The entries that follow should be duplicated in full, without a single alteration.

• Entries supplied
======
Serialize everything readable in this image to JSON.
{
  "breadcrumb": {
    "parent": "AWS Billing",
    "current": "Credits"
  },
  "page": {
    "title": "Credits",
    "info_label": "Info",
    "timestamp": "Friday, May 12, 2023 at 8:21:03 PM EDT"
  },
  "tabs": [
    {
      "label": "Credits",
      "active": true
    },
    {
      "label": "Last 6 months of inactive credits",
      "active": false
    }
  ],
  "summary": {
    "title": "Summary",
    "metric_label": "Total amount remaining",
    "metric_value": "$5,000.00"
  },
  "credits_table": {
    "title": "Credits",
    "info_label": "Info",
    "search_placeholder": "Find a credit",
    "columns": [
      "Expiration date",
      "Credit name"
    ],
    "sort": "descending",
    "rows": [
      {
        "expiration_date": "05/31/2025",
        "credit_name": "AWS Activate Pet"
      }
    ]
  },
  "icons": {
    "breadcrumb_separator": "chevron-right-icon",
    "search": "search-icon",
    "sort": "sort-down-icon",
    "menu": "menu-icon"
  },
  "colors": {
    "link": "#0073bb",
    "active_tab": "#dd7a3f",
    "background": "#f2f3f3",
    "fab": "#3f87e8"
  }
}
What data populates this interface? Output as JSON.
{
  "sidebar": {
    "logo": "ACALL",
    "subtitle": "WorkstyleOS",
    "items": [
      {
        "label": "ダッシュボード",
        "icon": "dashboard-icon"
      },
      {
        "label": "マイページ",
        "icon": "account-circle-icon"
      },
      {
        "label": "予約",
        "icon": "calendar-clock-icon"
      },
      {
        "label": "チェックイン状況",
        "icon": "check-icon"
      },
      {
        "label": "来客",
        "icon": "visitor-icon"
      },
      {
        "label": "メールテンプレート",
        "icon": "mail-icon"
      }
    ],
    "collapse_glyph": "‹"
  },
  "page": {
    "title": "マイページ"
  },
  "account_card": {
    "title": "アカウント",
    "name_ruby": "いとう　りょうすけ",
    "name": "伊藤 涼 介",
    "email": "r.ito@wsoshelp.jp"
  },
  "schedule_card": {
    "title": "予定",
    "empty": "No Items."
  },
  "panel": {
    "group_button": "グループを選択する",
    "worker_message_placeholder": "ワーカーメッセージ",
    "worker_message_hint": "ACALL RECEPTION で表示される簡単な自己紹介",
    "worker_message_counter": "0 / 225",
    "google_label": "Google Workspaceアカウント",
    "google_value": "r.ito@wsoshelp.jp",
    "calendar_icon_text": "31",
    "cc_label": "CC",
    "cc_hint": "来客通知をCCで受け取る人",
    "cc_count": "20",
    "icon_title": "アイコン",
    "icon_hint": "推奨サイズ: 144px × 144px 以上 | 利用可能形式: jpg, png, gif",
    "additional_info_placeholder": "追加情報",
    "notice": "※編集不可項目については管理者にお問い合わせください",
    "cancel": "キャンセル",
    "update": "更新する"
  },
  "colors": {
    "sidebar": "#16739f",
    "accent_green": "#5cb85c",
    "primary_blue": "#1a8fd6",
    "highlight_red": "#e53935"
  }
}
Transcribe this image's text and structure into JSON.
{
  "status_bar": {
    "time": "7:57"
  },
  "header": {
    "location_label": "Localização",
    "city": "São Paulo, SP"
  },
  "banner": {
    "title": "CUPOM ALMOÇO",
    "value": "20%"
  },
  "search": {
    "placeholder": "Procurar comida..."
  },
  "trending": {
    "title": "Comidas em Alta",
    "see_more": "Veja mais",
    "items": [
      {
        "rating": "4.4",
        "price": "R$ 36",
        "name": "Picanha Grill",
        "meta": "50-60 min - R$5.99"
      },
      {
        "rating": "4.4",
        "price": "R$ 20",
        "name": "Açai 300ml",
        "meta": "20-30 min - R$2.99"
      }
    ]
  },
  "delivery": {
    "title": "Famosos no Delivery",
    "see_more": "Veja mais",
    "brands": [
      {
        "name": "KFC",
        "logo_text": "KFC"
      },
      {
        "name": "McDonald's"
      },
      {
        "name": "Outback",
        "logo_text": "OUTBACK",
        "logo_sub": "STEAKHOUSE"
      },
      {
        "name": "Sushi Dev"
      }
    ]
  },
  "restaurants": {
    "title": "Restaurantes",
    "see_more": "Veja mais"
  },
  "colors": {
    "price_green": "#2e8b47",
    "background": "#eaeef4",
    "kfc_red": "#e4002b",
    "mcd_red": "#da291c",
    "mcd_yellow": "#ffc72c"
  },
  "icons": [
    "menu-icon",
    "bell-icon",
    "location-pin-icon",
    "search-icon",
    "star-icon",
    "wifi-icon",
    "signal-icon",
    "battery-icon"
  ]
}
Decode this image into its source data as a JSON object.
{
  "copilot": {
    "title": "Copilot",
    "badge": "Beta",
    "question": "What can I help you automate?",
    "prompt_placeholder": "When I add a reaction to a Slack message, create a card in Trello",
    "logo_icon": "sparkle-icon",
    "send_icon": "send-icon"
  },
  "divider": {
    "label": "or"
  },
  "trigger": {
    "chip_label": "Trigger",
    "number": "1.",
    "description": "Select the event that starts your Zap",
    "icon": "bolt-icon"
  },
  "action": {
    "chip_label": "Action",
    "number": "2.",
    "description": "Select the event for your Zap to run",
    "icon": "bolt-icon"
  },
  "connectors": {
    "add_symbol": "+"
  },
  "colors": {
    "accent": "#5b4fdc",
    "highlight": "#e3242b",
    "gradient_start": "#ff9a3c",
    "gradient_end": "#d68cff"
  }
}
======
• Exercise result
Serialize everything readable in this image to JSON.
{
  "breadcrumb": {
    "parent": "AWS Billing",
    "current": "Credits"
  },
  "page": {
    "title": "Credits",
    "info_label": "Info",
    "timestamp": "Friday, May 12, 2023 at 8:21:03 PM EDT"
  },
  "tabs": [
    {
      "label": "Credits",
      "active": true
    },
    {
      "label": "Last 6 months of inactive credits",
      "active": false
    }
  ],
  "summary": {
    "title": "Summary",
    "metric_label": "Total amount remaining",
    "metric_value": "$5,000.00"
  },
  "credits_table": {
    "title": "Credits",
    "info_label": "Info",
    "search_placeholder": "Find a credit",
    "columns": [
      "Expiration date",
      "Credit name"
    ],
    "sort": "descending",
    "rows": [
      {
        "expiration_date": "05/31/2025",
        "credit_name": "AWS Activate Pet"
      }
    ]
  },
  "icons": {
    "breadcrumb_separator": "chevron-right-icon",
    "search": "search-icon",
    "sort": "sort-down-icon",
    "menu": "menu-icon"
  },
  "colors": {
    "link": "#0073bb",
    "active_tab": "#dd7a3f",
    "background": "#f2f3f3",
    "fab": "#3f87e8"
  }
}
What data populates this interface? Output as JSON.
{
  "sidebar": {
    "logo": "ACALL",
    "subtitle": "WorkstyleOS",
    "items": [
      {
        "label": "ダッシュボード",
        "icon": "dashboard-icon"
      },
      {
        "label": "マイページ",
        "icon": "account-circle-icon"
      },
      {
        "label": "予約",
        "icon": "calendar-clock-icon"
      },
      {
        "label": "チェックイン状況",
        "icon": "check-icon"
      },
      {
        "label": "来客",
        "icon": "visitor-icon"
      },
      {
        "label": "メールテンプレート",
        "icon": "mail-icon"
      }
    ],
    "collapse_glyph": "‹"
  },
  "page": {
    "title": "マイページ"
  },
  "account_card": {
    "title": "アカウント",
    "name_ruby": "いとう　りょうすけ",
    "name": "伊藤 涼 介",
    "email": "r.ito@wsoshelp.jp"
  },
  "schedule_card": {
    "title": "予定",
    "empty": "No Items."
  },
  "panel": {
    "group_button": "グループを選択する",
    "worker_message_placeholder": "ワーカーメッセージ",
    "worker_message_hint": "ACALL RECEPTION で表示される簡単な自己紹介",
    "worker_message_counter": "0 / 225",
    "google_label": "Google Workspaceアカウント",
    "google_value": "r.ito@wsoshelp.jp",
    "calendar_icon_text": "31",
    "cc_label": "CC",
    "cc_hint": "来客通知をCCで受け取る人",
    "cc_count": "20",
    "icon_title": "アイコン",
    "icon_hint": "推奨サイズ: 144px × 144px 以上 | 利用可能形式: jpg, png, gif",
    "additional_info_placeholder": "追加情報",
    "notice": "※編集不可項目については管理者にお問い合わせください",
    "cancel": "キャンセル",
    "update": "更新する"
  },
  "colors": {
    "sidebar": "#16739f",
    "accent_green": "#5cb85c",
    "primary_blue": "#1a8fd6",
    "highlight_red": "#e53935"
  }
}
Transcribe this image's text and structure into JSON.
{
  "status_bar": {
    "time": "7:57"
  },
  "header": {
    "location_label": "Localização",
    "city": "São Paulo, SP"
  },
  "banner": {
    "title": "CUPOM ALMOÇO",
    "value": "20%"
  },
  "search": {
    "placeholder": "Procurar comida..."
  },
  "trending": {
    "title": "Comidas em Alta",
    "see_more": "Veja mais",
    "items": [
      {
        "rating": "4.4",
        "price": "R$ 36",
        "name": "Picanha Grill",
        "meta": "50-60 min - R$5.99"
      },
      {
        "rating": "4.4",
        "price": "R$ 20",
        "name": "Açai 300ml",
        "meta": "20-30 min - R$2.99"
      }
    ]
  },
  "delivery": {
    "title": "Famosos no Delivery",
    "see_more": "Veja mais",
    "brands": [
      {
        "name": "KFC",
        "logo_text": "KFC"
      },
      {
        "name": "McDonald's"
      },
      {
        "name": "Outback",
        "logo_text": "OUTBACK",
        "logo_sub": "STEAKHOUSE"
      },
      {
        "name": "Sushi Dev"
      }
    ]
  },
  "restaurants": {
    "title": "Restaurantes",
    "see_more": "Veja mais"
  },
  "colors": {
    "price_green": "#2e8b47",
    "background": "#eaeef4",
    "kfc_red": "#e4002b",
    "mcd_red": "#da291c",
    "mcd_yellow": "#ffc72c"
  },
  "icons": [
    "menu-icon",
    "bell-icon",
    "location-pin-icon",
    "search-icon",
    "star-icon",
    "wifi-icon",
    "signal-icon",
    "battery-icon"
  ]
}
Decode this image into its source data as a JSON object.
{
  "copilot": {
    "title": "Copilot",
    "badge": "Beta",
    "question": "What can I help you automate?",
    "prompt_placeholder": "When I add a reaction to a Slack message, create a card in Trello",
    "logo_icon": "sparkle-icon",
    "send_icon": "send-icon"
  },
  "divider": {
    "label": "or"
  },
  "trigger": {
    "chip_label": "Trigger",
    "number": "1.",
    "description": "Select the event that starts your Zap",
    "icon": "bolt-icon"
  },
  "action": {
    "chip_label": "Action",
    "number": "2.",
    "description": "Select the event for your Zap to run",
    "icon": "bolt-icon"
  },
  "connectors": {
    "add_symbol": "+"
  },
  "colors": {
    "accent": "#5b4fdc",
    "highlight": "#e3242b",
    "gradient_start": "#ff9a3c",
    "gradient_end": "#d68cff"
  }
}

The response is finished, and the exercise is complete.